# [What is expected]
The answer must be every line from the entries below that contains "Acciones".

# [Provided records]
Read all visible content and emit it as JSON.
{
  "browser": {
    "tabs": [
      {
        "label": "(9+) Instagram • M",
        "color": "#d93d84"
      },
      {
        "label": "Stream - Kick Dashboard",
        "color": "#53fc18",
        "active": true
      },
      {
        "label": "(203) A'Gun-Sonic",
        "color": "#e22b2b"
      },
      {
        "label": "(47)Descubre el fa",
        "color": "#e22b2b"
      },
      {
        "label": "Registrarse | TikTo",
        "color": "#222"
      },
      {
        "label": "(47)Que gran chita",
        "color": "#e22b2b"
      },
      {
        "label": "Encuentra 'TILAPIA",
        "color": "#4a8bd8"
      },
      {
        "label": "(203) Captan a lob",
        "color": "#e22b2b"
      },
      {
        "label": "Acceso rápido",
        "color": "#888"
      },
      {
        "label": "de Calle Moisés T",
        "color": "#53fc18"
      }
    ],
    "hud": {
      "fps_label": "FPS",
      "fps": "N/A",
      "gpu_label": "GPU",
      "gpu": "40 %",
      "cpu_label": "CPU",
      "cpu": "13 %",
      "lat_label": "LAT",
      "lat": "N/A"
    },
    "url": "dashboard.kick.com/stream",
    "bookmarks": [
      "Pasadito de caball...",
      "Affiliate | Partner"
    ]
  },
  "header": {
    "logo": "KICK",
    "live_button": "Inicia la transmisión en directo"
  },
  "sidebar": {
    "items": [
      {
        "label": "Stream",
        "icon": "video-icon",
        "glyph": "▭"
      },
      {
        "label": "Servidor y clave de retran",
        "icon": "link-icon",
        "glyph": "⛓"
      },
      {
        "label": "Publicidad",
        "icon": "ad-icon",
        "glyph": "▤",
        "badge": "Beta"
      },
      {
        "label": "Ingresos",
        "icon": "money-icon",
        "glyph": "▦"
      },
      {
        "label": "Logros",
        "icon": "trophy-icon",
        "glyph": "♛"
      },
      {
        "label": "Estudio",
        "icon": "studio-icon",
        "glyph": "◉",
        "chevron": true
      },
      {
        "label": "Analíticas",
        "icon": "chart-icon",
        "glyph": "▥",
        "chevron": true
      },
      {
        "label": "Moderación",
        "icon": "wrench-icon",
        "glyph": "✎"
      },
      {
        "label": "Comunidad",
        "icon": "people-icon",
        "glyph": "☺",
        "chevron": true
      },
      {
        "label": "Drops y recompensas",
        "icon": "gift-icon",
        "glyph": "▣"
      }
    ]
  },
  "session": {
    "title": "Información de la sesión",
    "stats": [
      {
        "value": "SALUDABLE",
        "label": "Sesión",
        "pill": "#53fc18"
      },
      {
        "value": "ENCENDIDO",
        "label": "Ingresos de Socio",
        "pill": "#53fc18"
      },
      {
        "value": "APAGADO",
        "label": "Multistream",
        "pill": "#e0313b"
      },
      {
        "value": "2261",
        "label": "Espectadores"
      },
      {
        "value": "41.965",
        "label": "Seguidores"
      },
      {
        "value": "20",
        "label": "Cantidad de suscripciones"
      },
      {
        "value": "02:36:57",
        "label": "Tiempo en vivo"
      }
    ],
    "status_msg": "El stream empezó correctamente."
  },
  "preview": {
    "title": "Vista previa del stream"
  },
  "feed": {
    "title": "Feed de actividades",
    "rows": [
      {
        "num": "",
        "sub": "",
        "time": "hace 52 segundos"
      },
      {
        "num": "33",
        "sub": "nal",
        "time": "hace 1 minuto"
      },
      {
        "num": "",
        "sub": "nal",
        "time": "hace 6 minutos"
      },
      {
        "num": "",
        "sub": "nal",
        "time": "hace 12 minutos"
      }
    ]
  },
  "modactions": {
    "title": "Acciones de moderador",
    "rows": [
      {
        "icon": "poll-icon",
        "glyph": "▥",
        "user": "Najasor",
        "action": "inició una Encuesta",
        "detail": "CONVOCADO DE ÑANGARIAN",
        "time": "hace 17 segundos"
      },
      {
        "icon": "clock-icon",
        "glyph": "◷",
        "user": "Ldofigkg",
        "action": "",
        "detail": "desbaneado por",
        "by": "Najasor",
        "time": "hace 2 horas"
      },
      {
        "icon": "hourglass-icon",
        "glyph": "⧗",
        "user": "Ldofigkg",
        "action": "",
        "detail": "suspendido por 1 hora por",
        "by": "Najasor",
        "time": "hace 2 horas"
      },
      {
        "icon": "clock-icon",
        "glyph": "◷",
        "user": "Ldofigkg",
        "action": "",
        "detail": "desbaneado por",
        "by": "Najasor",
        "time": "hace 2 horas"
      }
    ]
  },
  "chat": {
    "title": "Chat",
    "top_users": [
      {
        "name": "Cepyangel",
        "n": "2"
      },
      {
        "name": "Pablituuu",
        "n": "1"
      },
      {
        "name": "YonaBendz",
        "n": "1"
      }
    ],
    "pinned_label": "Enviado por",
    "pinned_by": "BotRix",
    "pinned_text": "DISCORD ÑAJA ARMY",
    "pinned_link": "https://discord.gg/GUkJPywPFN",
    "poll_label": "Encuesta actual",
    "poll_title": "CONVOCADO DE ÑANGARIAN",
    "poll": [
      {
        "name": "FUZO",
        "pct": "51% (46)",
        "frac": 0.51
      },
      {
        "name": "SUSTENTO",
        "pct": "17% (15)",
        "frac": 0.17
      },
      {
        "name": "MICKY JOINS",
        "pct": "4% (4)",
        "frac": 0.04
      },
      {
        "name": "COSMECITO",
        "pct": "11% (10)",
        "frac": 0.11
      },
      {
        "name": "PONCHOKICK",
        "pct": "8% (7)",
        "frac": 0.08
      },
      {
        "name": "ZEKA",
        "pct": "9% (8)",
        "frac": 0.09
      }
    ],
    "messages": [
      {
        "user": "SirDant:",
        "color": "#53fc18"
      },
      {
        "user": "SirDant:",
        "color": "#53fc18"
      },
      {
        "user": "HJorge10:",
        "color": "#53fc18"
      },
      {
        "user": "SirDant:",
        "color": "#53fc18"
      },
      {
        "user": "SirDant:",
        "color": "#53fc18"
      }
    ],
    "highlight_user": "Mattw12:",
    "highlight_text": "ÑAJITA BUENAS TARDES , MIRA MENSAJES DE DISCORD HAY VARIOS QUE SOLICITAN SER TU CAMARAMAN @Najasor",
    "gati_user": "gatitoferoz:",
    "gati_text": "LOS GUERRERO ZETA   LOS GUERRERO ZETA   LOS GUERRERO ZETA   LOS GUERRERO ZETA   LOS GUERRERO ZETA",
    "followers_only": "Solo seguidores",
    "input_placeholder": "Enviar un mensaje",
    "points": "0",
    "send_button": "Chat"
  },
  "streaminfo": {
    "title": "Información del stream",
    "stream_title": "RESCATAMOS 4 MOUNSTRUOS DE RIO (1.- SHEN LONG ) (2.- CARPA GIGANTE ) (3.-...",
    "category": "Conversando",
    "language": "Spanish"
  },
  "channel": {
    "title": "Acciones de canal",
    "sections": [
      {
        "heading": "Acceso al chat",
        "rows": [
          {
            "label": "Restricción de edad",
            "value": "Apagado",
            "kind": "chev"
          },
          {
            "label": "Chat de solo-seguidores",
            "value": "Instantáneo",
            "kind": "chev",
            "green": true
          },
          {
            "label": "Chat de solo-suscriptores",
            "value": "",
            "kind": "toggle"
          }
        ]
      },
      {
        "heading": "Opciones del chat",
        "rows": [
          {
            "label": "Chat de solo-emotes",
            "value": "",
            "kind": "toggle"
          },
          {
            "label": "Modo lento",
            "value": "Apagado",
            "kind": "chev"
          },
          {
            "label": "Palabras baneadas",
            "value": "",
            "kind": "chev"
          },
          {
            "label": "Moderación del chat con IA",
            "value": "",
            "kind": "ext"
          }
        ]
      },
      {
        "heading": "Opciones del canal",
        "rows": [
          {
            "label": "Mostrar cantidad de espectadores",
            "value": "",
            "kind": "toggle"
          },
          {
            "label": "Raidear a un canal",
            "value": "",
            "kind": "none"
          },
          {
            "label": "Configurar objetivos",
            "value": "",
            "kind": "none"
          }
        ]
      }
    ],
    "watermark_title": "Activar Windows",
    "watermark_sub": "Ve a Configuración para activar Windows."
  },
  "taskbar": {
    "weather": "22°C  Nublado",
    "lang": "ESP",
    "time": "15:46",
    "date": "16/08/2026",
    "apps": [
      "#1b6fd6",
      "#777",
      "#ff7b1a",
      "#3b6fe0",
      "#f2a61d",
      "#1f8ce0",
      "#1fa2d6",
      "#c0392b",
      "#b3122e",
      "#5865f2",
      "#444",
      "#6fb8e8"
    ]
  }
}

# [Answer to this problem]
    "title": "Acciones de moderador",
    "title": "Acciones de canal",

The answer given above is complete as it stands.